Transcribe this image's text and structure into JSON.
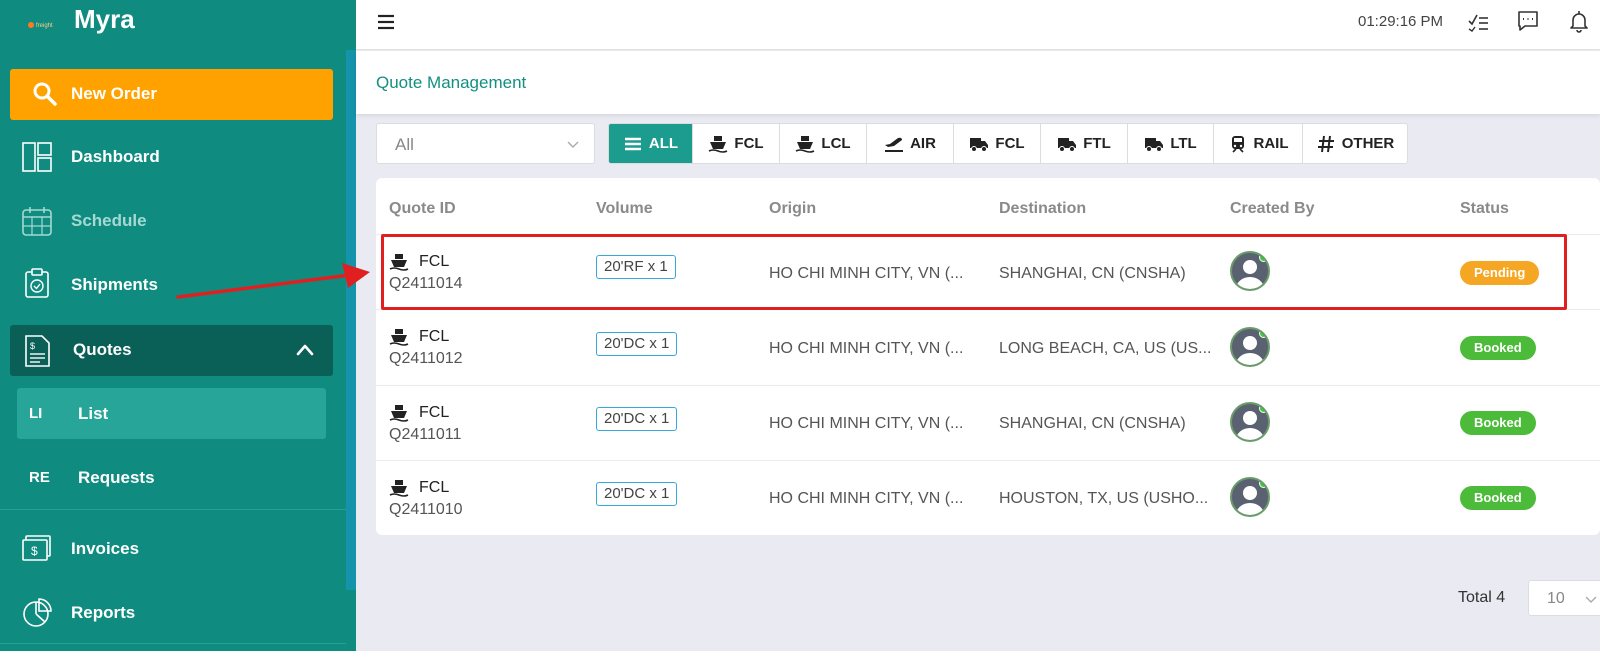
{
  "app": {
    "name": "Myra",
    "logo_text": "freight"
  },
  "sidebar": {
    "new_order": "New Order",
    "items": [
      {
        "label": "Dashboard"
      },
      {
        "label": "Schedule"
      },
      {
        "label": "Shipments"
      },
      {
        "label": "Quotes"
      },
      {
        "label": "Invoices"
      },
      {
        "label": "Reports"
      }
    ],
    "sub_items": [
      {
        "abbr": "LI",
        "label": "List"
      },
      {
        "abbr": "RE",
        "label": "Requests"
      }
    ]
  },
  "header": {
    "time": "01:29:16 PM"
  },
  "page": {
    "title": "Quote Management"
  },
  "filters": {
    "select_value": "All",
    "tabs": [
      "ALL",
      "FCL",
      "LCL",
      "AIR",
      "FCL",
      "FTL",
      "LTL",
      "RAIL",
      "OTHER"
    ],
    "active_tab": "ALL"
  },
  "table": {
    "columns": [
      "Quote ID",
      "Volume",
      "Origin",
      "Destination",
      "Created By",
      "Status"
    ],
    "rows": [
      {
        "mode": "FCL",
        "id": "Q2411014",
        "volume": "20'RF x 1",
        "origin": "HO CHI MINH CITY, VN (...",
        "destination": "SHANGHAI, CN (CNSHA)",
        "status": "Pending"
      },
      {
        "mode": "FCL",
        "id": "Q2411012",
        "volume": "20'DC x 1",
        "origin": "HO CHI MINH CITY, VN (...",
        "destination": "LONG BEACH, CA, US (US...",
        "status": "Booked"
      },
      {
        "mode": "FCL",
        "id": "Q2411011",
        "volume": "20'DC x 1",
        "origin": "HO CHI MINH CITY, VN (...",
        "destination": "SHANGHAI, CN (CNSHA)",
        "status": "Booked"
      },
      {
        "mode": "FCL",
        "id": "Q2411010",
        "volume": "20'DC x 1",
        "origin": "HO CHI MINH CITY, VN (...",
        "destination": "HOUSTON, TX, US (USHO...",
        "status": "Booked"
      }
    ]
  },
  "pagination": {
    "total_label": "Total 4",
    "page_size": "10"
  },
  "colors": {
    "sidebar": "#0f8b80",
    "accent": "#ffa200",
    "pending": "#f5a623",
    "booked": "#4cbb3a",
    "annotation": "#e02020"
  }
}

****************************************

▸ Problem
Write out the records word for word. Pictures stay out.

▸ Task output
Transcribe this image's text and structure into JSON.
{
  "app": {
    "name": "Myra",
    "logo_text": "freight"
  },
  "sidebar": {
    "new_order": "New Order",
    "items": [
      {
        "label": "Dashboard"
      },
      {
        "label": "Schedule"
      },
      {
        "label": "Shipments"
      },
      {
        "label": "Quotes"
      },
      {
        "label": "Invoices"
      },
      {
        "label": "Reports"
      }
    ],
    "sub_items": [
      {
        "abbr": "LI",
        "label": "List"
      },
      {
        "abbr": "RE",
        "label": "Requests"
      }
    ]
  },
  "header": {
    "time": "01:29:16 PM"
  },
  "page": {
    "title": "Quote Management"
  },
  "filters": {
    "select_value": "All",
    "tabs": [
      "ALL",
      "FCL",
      "LCL",
      "AIR",
      "FCL",
      "FTL",
      "LTL",
      "RAIL",
      "OTHER"
    ],
    "active_tab": "ALL"
  },
  "table": {
    "columns": [
      "Quote ID",
      "Volume",
      "Origin",
      "Destination",
      "Created By",
      "Status"
    ],
    "rows": [
      {
        "mode": "FCL",
        "id": "Q2411014",
        "volume": "20'RF x 1",
        "origin": "HO CHI MINH CITY, VN (...",
        "destination": "SHANGHAI, CN (CNSHA)",
        "status": "Pending"
      },
      {
        "mode": "FCL",
        "id": "Q2411012",
        "volume": "20'DC x 1",
        "origin": "HO CHI MINH CITY, VN (...",
        "destination": "LONG BEACH, CA, US (US...",
        "status": "Booked"
      },
      {
        "mode": "FCL",
        "id": "Q2411011",
        "volume": "20'DC x 1",
        "origin": "HO CHI MINH CITY, VN (...",
        "destination": "SHANGHAI, CN (CNSHA)",
        "status": "Booked"
      },
      {
        "mode": "FCL",
        "id": "Q2411010",
        "volume": "20'DC x 1",
        "origin": "HO CHI MINH CITY, VN (...",
        "destination": "HOUSTON, TX, US (USHO...",
        "status": "Booked"
      }
    ]
  },
  "pagination": {
    "total_label": "Total 4",
    "page_size": "10"
  },
  "colors": {
    "sidebar": "#0f8b80",
    "accent": "#ffa200",
    "pending": "#f5a623",
    "booked": "#4cbb3a",
    "annotation": "#e02020"
  }
}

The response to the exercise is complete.